Welcome to the 3rd ACM SIGCHI Summer School on Computational Interaction. This year the summer school will be held on the shores of beautiful Lake Lucerne in Switzerland (organized by ETH Zurich).
The summer school takes place 12-17 June 2017 (Monday through Saturday), at the Hotel FloraAlpina, less than one hour from Zurich. Please note that the registration fee includes lodging, tuiton and all meals. This fantastic deal is only possible due to our generous sponsors.
Themes & Topics
As we enter the post-PC era, new technologies emerge and they bring along new challenges that the traditional user-centered design approach is not well equipped to meet. For example, artificial intelligence, wearable computing, augmented and virtual reality, and custom interactive devices enabled by emerging digital fabrication technologies pose increasingly substantial challenges for interaction design. As interfaces become more sophisticated, an exponentially expanding set of design decisions need to be made. Manual approaches can only explore a tiny fraction of the design space.
The scope of problems that can now be solved algorithmically, even on individual PCs, has expanded vastly due to advances in computing power and increased efficiency of numerical solvers. However, computational aspects are rarely taught in the context of HCI. Thus, the goal of the summer school is to teach PhD students and HCI researchers the foundations of computational tools in the context of user interface design and their application in interactive systems.
This encompasses modeling of interaction, deriving and engaging with statistical models of content, automatic learning of preferences and computer-assisted optimization of interfaces. Applied machine learning and appropriate quantitative analysis, suitable for real-time, closed-loop interactions will be key elements of the summer school program.
There will be a strong focus on developing applied skills through practical sessions integrated into the school program, which will give students practical experience in using well-grounded, cutting edge analysis, modeling and inference in engineering interactive systems.

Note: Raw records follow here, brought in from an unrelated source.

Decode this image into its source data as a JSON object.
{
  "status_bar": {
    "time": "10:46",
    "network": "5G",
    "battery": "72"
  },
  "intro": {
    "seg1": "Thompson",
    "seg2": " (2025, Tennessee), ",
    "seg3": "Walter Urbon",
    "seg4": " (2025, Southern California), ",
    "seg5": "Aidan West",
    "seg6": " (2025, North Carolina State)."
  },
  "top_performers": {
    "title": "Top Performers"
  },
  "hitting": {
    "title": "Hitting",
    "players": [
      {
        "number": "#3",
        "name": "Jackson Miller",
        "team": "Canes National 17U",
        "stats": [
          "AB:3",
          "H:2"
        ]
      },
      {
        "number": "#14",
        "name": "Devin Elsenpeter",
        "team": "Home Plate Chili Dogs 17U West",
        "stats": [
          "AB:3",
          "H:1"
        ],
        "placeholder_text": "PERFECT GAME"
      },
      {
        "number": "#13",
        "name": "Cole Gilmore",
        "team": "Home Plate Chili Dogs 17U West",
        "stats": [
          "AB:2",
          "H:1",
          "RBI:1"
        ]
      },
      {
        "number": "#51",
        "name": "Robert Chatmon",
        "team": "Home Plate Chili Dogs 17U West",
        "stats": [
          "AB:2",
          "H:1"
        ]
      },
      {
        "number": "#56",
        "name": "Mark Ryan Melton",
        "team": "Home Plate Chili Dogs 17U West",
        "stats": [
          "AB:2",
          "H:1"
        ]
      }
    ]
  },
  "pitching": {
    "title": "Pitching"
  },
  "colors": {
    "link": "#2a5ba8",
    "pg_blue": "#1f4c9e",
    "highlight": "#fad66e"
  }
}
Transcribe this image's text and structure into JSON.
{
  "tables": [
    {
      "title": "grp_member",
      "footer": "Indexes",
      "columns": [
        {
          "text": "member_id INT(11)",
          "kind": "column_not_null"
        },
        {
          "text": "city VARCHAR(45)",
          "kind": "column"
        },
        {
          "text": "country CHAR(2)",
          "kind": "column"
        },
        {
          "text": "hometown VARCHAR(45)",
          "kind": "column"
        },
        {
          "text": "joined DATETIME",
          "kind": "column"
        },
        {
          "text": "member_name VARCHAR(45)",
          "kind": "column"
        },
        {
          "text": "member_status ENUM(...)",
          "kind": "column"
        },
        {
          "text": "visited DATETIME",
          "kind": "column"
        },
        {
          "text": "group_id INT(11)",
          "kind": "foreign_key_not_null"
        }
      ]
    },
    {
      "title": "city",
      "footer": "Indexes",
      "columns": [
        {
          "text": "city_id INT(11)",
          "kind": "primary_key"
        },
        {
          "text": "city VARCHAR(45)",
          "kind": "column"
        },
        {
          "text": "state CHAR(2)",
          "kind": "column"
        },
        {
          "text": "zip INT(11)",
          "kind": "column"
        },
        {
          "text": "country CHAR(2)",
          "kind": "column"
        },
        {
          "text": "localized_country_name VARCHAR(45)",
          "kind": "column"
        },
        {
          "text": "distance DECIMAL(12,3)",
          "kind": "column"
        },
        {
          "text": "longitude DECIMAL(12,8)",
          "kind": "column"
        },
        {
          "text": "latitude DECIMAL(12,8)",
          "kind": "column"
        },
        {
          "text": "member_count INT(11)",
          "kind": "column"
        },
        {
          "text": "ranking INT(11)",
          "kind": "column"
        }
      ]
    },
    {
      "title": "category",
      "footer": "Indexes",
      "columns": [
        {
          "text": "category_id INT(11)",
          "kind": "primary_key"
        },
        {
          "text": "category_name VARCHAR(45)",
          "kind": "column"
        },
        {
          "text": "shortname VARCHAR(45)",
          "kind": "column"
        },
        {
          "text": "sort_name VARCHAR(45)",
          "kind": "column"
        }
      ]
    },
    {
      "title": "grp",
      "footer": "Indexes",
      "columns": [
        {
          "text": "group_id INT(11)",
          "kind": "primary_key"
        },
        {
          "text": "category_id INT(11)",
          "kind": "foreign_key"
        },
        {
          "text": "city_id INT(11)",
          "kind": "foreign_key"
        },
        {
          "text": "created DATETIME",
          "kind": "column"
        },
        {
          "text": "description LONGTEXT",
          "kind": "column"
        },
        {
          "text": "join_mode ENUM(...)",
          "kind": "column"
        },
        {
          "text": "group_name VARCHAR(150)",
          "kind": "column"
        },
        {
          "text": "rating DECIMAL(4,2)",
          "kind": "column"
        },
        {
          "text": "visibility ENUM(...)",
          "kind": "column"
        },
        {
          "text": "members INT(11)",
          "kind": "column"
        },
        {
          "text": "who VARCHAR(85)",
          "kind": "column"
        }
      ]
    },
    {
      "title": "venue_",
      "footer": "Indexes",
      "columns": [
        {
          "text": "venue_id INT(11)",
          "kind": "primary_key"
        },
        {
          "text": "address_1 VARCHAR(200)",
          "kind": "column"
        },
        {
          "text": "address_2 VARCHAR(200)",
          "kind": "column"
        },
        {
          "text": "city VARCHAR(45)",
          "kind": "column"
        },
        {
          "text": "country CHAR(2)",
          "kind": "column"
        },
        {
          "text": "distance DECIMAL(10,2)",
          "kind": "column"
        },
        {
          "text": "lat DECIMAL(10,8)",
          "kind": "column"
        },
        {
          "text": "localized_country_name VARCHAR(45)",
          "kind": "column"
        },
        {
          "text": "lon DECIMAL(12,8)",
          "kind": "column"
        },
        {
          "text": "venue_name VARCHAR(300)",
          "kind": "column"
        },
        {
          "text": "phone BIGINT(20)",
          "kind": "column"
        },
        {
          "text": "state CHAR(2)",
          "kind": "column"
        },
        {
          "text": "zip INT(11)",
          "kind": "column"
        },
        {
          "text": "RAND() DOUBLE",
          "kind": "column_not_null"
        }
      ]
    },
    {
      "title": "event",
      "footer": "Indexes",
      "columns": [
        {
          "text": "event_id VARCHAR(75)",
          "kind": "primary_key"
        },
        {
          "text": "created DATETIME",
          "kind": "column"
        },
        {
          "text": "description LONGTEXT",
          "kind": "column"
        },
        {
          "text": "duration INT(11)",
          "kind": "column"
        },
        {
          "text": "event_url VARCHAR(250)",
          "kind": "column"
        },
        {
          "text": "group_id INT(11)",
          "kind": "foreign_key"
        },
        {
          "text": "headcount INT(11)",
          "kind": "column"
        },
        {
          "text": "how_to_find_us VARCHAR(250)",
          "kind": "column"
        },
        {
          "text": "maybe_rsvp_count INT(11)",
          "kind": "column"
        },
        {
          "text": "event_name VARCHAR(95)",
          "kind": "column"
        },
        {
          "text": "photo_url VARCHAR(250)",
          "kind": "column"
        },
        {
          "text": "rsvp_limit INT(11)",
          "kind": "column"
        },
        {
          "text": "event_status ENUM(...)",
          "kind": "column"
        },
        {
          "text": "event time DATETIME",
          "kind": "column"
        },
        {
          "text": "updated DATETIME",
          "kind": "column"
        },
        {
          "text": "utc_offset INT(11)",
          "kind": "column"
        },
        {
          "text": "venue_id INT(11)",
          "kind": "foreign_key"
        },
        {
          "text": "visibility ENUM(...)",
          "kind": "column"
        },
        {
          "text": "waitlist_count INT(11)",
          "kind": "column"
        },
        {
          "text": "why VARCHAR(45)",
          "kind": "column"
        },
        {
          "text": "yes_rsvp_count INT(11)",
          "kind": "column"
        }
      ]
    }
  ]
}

The summer school will be organized around the common themes of:
- Optimization: Solving interaction and user interface design problems by deriving interface configurations which satisfy constraints and maximize performance criteria.
- Machine learning & inference: A principled and robust approach to designing a transformation from input to useful action.
Each of the lecture blocks will have embedded programming assignments showing
how to apply the techniques in concrete human-centered applications.
Summer school students will:
- Learn how to turn emerging technologies into viable interfaces while adhering to models of human capability.
- Expand their capabilities to build robust interactions across a wide range of contexts and devices.
- Understand how computational approaches can focus interaction design on the interesting work of specifying the questions and letting computational methods resolve the answers.
The summer school will close with a full-day hackathon.
The materials of the lectures can be found in the git-repo of the summer school.
The list of instructors/speakers includes the leading experts in the area of computational HCI. Since this is the third instalment of the summer school, we have now established a well thought through and successful format and curriculum. Each speaker is responsible for a full day of instruction, dedicated to their area of expertise. Days are divided into theoretical background (i.e., lectures) and practical hands-on exercises. For each topic there will be extensive opportunities to practice the acquired knowledge and to get feedback from the instructors.
This year we will have exciting keynote speakers (tbc), giving students first-hand experience of state-of-the-art research in HCI and adjacent areas.
The summer school will begin on Monday, 12 June and close with an exciting one-day hackathon on Saturday, 17 June. There will be a mix of lectures and hands-on work, with presentations in the morning, followed by practical development sessions in the afternoon. More details to follow.
Students are requested to bring a laptop to engage in the interactive portions of the school.